What happened to awe?
If awe is so great, why don’t we have more of it?
Finding awe is about transcending. To feel it, we must allow ourselves to be open to something beyond our predictable, measurable world. We must be willing to welcome the mysteries of life without trying to solve them or explain them away.
In today’s scientifically focused world (especially the Western world), we like to focus on facts. If something is not “provable,” then it can’t be real or worth our time. If a story isn’t historically accurate, then we can’t take it seriously. Some want to completely reject the Bible and other religious texts because they can’t be proven factual.
Experiencing awe is about being open to the mystical and transcendent — in other words, the things that can’t be explained by facts.
What about the beauty of art? What about music? What about love? All of these are mystical and, by definition, hard to define. Does that mean they don’t exist? Of course not. If we want to experience awe, we need to look at things for their whole beauty, not just what can be measured or counted as fact.
Think of your favorite memory, the best thing that ever happened to you in your life. What was happening and who was involved? Whatever the event was, as it unfolded you had powerful emotions that elevated your experience beyond your normal life. In that situation, you felt a part of something much larger than yourself.
Even if you now analyzed every moment and action within that event, the parts would not add up to your whole experience and memory of it. Something changed within because you transcended your normal self in that experience. When you did that, you became someone new.
Awe has become endangered in today’s world, but it’s possible to find it again. We just need to temporarily put our thinking minds on the shelf and open ourselves to the mystery and beauty that are hidden all around us.
How to find awe

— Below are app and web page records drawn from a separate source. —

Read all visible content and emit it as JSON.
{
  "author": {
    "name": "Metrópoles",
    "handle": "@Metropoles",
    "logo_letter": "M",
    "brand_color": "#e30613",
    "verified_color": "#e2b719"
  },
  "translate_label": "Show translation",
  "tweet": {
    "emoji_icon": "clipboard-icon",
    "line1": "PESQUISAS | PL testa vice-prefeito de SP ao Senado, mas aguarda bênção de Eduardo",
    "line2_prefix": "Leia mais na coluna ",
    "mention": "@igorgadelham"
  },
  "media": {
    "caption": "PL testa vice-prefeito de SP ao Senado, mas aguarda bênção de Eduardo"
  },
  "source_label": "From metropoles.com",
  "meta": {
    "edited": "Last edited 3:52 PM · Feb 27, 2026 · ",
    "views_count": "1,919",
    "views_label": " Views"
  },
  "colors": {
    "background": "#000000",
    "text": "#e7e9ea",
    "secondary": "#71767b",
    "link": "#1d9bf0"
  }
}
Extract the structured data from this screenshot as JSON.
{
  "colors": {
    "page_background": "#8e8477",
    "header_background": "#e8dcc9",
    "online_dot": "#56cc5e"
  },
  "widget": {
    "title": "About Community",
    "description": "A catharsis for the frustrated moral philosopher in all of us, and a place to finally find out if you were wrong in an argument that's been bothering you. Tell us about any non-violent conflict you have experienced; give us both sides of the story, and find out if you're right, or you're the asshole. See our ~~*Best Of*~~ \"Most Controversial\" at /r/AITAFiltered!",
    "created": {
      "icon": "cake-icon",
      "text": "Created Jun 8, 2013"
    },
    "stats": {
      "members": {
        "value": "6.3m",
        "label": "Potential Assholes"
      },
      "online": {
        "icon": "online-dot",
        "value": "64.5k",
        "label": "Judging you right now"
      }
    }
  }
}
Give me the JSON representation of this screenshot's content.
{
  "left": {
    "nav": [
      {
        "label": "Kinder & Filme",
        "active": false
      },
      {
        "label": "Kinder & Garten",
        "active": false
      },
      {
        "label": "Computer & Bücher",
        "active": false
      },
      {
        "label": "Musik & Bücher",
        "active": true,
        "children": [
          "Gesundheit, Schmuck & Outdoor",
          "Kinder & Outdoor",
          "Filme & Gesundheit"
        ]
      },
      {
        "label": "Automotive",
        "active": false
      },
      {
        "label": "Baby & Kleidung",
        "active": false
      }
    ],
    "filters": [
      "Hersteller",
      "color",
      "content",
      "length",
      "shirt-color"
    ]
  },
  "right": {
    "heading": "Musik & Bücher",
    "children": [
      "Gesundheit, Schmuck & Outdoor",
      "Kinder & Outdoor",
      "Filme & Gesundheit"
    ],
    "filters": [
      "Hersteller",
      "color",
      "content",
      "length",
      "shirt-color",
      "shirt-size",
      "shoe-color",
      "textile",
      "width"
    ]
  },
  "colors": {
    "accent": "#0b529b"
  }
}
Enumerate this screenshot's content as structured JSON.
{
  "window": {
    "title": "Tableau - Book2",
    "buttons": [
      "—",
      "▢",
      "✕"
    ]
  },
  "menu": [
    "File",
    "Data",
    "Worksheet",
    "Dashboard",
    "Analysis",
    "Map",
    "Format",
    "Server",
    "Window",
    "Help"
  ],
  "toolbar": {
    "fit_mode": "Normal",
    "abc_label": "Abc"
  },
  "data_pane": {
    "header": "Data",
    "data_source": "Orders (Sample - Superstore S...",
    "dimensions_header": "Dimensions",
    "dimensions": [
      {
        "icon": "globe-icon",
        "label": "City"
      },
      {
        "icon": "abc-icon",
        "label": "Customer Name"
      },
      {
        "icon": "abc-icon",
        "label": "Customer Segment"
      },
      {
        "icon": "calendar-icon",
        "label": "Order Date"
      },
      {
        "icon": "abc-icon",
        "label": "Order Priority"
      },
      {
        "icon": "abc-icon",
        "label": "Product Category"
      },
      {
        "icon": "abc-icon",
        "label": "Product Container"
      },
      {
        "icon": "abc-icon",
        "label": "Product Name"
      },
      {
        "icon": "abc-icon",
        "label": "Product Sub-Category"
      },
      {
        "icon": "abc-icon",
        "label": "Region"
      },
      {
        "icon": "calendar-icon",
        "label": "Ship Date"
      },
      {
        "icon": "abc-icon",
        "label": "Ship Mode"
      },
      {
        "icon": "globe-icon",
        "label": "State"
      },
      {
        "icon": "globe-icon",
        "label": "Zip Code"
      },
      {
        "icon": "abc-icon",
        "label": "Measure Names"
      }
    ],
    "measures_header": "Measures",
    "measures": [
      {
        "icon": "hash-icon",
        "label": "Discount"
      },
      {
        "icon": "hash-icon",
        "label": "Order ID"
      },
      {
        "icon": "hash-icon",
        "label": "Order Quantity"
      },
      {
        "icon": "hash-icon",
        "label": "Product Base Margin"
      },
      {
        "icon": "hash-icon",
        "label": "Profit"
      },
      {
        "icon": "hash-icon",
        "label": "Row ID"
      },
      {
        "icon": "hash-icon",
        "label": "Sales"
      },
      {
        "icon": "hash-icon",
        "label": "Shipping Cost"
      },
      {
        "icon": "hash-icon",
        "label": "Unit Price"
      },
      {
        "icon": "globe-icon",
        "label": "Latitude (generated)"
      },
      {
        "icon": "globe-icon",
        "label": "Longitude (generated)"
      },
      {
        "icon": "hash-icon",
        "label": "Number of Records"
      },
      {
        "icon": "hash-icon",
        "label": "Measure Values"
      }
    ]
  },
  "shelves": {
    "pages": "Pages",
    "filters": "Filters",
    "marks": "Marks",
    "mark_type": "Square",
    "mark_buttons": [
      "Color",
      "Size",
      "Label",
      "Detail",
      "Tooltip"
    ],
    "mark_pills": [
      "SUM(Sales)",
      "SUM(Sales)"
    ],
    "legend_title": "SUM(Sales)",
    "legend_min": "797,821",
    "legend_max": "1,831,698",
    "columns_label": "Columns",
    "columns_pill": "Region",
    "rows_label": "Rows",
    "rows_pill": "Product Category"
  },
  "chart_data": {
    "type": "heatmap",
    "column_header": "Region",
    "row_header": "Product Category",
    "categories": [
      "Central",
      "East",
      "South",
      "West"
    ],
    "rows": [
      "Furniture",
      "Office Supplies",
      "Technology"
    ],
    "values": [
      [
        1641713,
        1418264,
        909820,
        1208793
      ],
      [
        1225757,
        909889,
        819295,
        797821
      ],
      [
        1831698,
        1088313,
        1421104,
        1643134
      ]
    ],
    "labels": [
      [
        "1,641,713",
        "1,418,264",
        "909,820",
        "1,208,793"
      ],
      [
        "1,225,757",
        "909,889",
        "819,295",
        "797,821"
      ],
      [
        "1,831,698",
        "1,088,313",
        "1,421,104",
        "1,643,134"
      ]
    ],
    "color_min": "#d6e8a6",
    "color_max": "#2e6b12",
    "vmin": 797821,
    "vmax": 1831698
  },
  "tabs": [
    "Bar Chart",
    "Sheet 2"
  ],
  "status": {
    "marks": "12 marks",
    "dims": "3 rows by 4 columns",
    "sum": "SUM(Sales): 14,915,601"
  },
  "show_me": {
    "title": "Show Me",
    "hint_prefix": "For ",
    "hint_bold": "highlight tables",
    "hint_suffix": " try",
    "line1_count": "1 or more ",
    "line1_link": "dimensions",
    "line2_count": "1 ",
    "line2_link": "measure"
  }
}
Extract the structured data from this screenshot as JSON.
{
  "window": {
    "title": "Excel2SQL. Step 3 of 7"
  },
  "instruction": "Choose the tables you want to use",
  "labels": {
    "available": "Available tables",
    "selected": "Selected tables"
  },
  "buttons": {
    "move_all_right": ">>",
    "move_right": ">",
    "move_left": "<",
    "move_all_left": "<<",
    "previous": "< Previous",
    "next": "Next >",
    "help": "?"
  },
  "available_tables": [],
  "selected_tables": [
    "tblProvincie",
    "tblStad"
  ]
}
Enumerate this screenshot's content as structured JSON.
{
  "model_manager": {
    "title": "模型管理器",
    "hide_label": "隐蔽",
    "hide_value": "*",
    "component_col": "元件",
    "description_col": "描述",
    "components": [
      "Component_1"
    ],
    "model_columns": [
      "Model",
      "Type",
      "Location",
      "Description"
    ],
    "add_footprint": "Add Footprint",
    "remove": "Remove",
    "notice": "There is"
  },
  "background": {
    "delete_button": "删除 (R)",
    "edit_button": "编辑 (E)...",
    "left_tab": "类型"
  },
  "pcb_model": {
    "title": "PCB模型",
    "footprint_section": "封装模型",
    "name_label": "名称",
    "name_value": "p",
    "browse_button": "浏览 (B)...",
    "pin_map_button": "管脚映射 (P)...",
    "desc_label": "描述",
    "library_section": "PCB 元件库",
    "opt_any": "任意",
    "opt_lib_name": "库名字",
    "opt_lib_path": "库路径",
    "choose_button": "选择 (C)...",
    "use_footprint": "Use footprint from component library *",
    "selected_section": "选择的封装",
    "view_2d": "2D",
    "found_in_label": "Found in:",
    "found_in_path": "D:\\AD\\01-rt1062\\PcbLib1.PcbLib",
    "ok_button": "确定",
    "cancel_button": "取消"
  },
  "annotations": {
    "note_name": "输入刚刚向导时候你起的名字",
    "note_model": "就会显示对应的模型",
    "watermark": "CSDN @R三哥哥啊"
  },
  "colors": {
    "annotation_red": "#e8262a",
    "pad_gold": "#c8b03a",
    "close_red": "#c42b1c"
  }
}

A few months ago, my girlfriend and I spent a few days at Vallecito Lake near Durango, Colorado. Hiking to the top of Middle Mountain one morning, we discovered a pristine alpine meadow completely covered with wildflowers and surrounded by mountains on every side. Except for the nearly invisible path, there were no signs of humanity at all.
It was an awe-inspiring sight and I spent ten minutes trying to capture it in pictures. I later posted a few on Facebook but it was clear that the pictures couldn’t do it justice. The only way for us to experience that transcendent beauty was to enter the landscape and briefly become a part of it.
A picture or video on Facebook may be beautiful, but it can show only two dimensions. By entering the landscape, the scene became three-dimensional to us. But there was a fourth dimension that added the element of awe. That occurred when we stood in wonder at the hidden beauty on this lonely mountaintop.
Finding awe starts with becoming aware of that fourth dimension. When we realize that beauty and mystery are available in every part of our lives, then everything around us can become a source of awe. It can be as simple as choosing to look at things in a new way.
Nature, music, relationships, technology, even science – all these things can bring us moments of transcendence when we stop to consider their complex and profound mysteries.
Opening ourselves to awe can bring us closer together as humans, improve our outlook, help us live in the moment and even heal our bodies. Most of all, it can permanently alter our perspective for the better.
Awe has largely been forgotten in our world. It needs to be rediscovered. The good news is that it’s all around us, if we simply choose to look.
“The real voyage of discovery consists not in seeking new landscapes, but in having new eyes.”
— Marcel Proust
Here’s that field of flowers on the top of Middle Mountain, near Vallecito Lake, Colorado.